The Fresh Loaf

News & Information for Amateur Bakers and Artisan Bread Enthusiasts

Hi from Chicago -- new baking-school student

flour-girl's picture

Hi from Chicago -- new baking-school student

Hi --

I'm a former newspaper reporter who has decided to go to culinary school to study bread baking.

Classes don't start for a few weeks, but I've started a blog chronicling my adventures.

I'd love you to check it out at

Let me know what you think!


tammielin's picture

Welcome!  I'm new about 2 days before you.  I envy you going to school to bake.  I've been wanting to do that for YEARS, but I have an epileptic daughter (18), teenage son (16)  and a widow of 13 years, so the chance of me going back to school is pretty slim at this point in time.  There is always hope though....Good Luck in your new adventure!  I'll keep up with your blog!!!

flour-girl's picture

Thanks for following along. After much searching, I was able to find a school here that was more affordable -- but they are quite expensive. I'm convinced, though, that school certainly isn't necessary. You can learn so much from books and fellow bakers and just simple practice in the kitchen.

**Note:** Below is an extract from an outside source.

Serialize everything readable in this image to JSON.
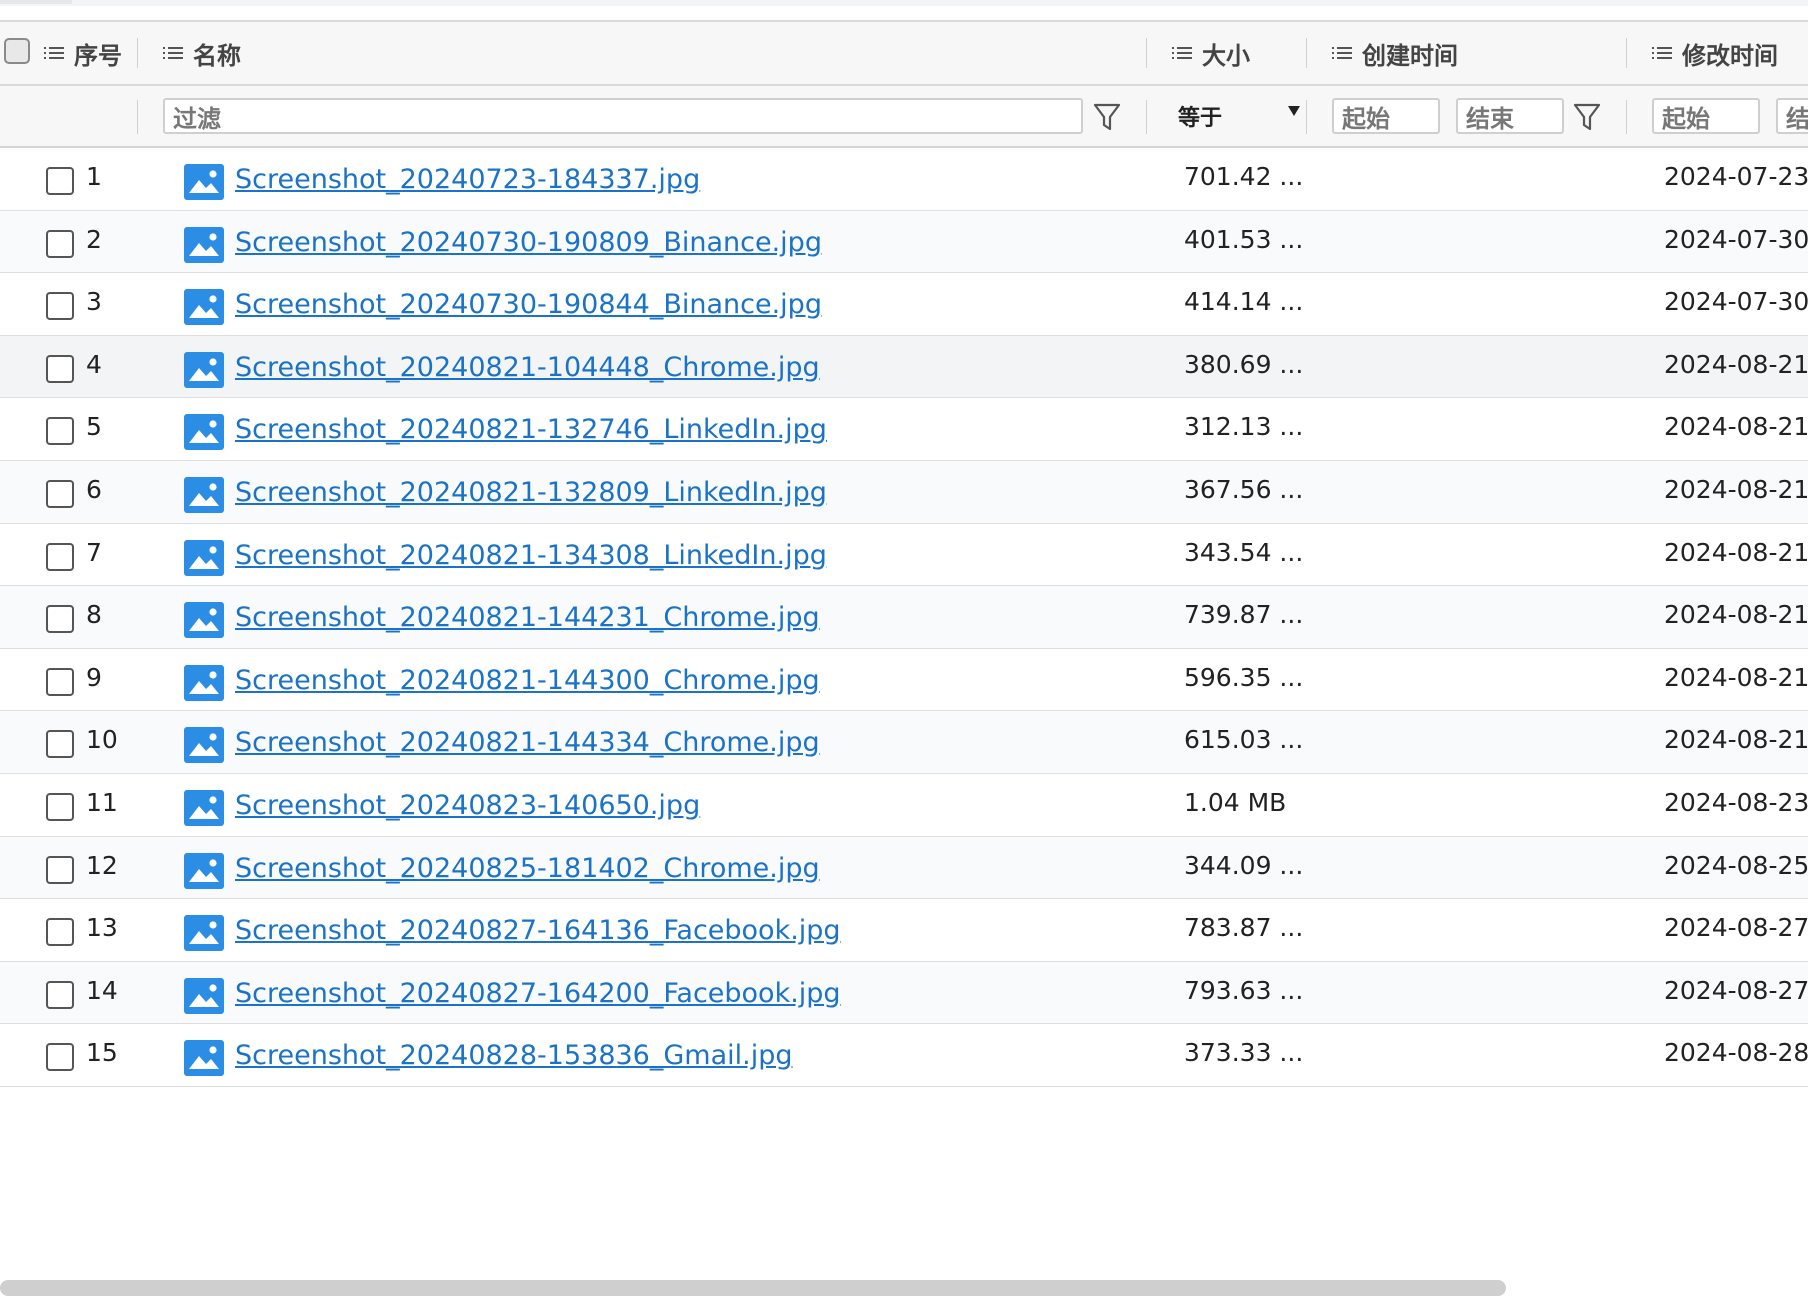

Maybe I can pass along to you a few things I learn at school through my blog, though?

Thanks for reading,


ehanner's picture


I took a look at your Blog and read your carreer change story. It looks like you have a course plotted to get yourself some creds and find work in the industry. Hey, one step at a time you can make great progress and it sounds like you are ambitious. Good luck.

The Fresh loaf might turn out to be a very good resource for you. Your school will teach you some of what you need to work in a commercial bakery or kitchen. Here we have many excellent bakers willing to help people who want to learn how to make the best bread possible. The things that hurt the bread industry in the past (need to produce large amounts in a short time ) are the things that if understood, will help you become a great baker today.

If I have learned one thing while trying to be a good artisan baker it is that time is your friend. Using less yeast, controlling tempeture and allowing the flour to give up it's natural sweet and nutty flavor will make you a believer.

I suggest you buy or find in a library first a copy of "Bread" by Jeffery Hamelman. There are many good bread authors but Hamelman is just the ticket for you. Every recipe is clear and includes all the background on the method for extracting the most flavor. Many of us here are firmly in the path of Hamelmans methods.

If you haven't discovered Bakers Percents and a digital Gram scale, you should make it a priority. Scales are a must and grams are way easier to keep in mind.

I look forward to seeing your posts here and show us your work as you get going.


flour-girl's picture

Thanks for your thoughtful welcome, Eric. I'm so new to all of this. I look forward to checking out some of your recommended books.

I hope you'll keep reading.

Take care,